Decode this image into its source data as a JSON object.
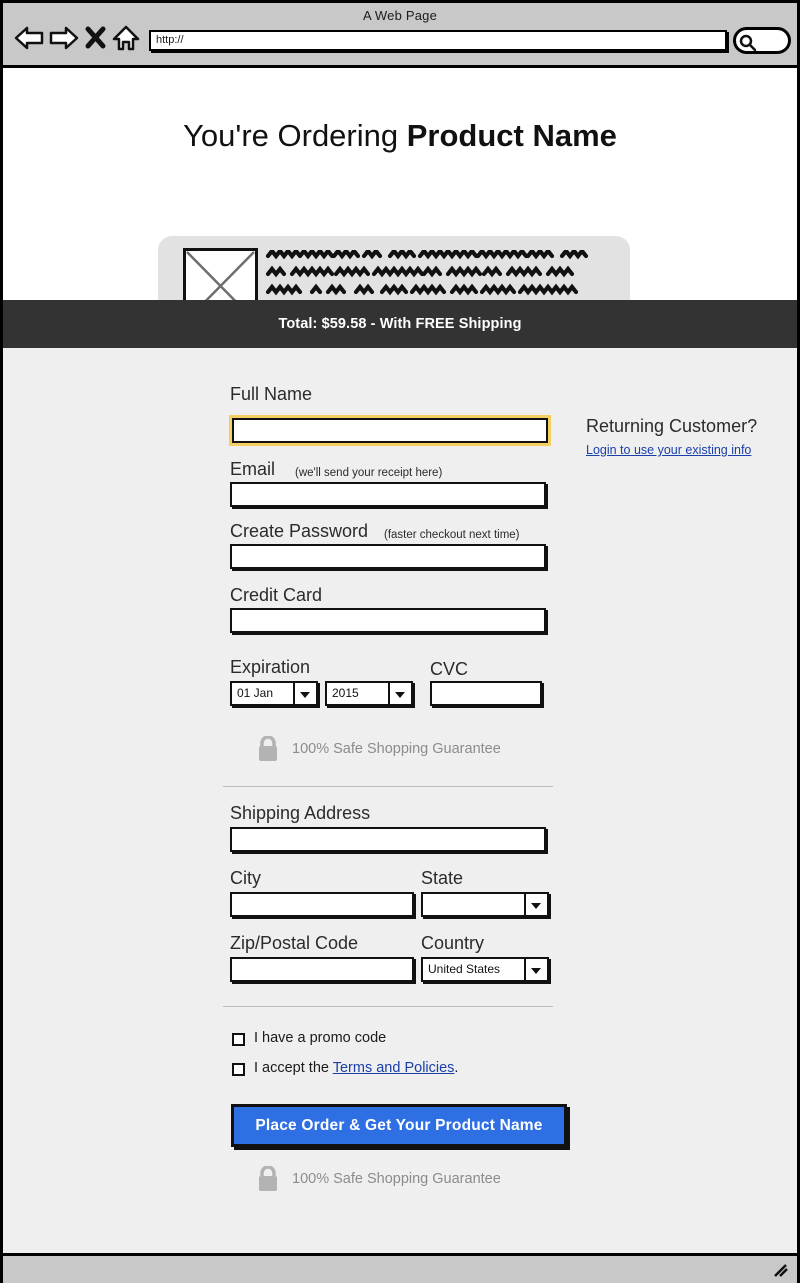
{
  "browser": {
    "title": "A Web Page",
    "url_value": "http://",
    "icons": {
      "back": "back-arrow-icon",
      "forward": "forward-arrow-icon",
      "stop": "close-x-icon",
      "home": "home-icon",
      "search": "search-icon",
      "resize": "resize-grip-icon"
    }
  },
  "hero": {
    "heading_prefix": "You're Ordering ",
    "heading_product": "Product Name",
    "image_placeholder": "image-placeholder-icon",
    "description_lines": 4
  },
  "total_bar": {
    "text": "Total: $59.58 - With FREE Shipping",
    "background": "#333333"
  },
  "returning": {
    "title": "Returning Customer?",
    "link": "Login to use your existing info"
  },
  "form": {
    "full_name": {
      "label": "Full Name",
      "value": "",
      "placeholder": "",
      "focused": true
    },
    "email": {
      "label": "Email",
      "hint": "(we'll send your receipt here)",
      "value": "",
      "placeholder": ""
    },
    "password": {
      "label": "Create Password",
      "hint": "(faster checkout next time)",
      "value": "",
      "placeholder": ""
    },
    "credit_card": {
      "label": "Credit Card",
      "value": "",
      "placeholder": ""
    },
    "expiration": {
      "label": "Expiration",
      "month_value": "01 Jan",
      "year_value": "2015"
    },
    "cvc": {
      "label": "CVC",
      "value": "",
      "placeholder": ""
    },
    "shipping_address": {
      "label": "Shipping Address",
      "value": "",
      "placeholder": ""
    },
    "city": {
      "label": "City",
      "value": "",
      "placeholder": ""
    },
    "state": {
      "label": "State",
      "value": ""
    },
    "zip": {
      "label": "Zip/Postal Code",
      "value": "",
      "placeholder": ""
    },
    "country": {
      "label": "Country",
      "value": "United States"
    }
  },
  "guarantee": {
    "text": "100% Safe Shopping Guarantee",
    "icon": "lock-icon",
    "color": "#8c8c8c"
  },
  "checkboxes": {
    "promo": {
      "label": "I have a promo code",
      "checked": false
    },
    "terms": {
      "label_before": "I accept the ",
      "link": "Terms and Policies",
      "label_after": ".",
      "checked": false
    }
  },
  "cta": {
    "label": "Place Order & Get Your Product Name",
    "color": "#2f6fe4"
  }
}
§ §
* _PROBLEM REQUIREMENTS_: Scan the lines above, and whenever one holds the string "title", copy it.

* _RESULT BELOW_:
    "title": "A Web Page",
    "title": "Returning Customer?",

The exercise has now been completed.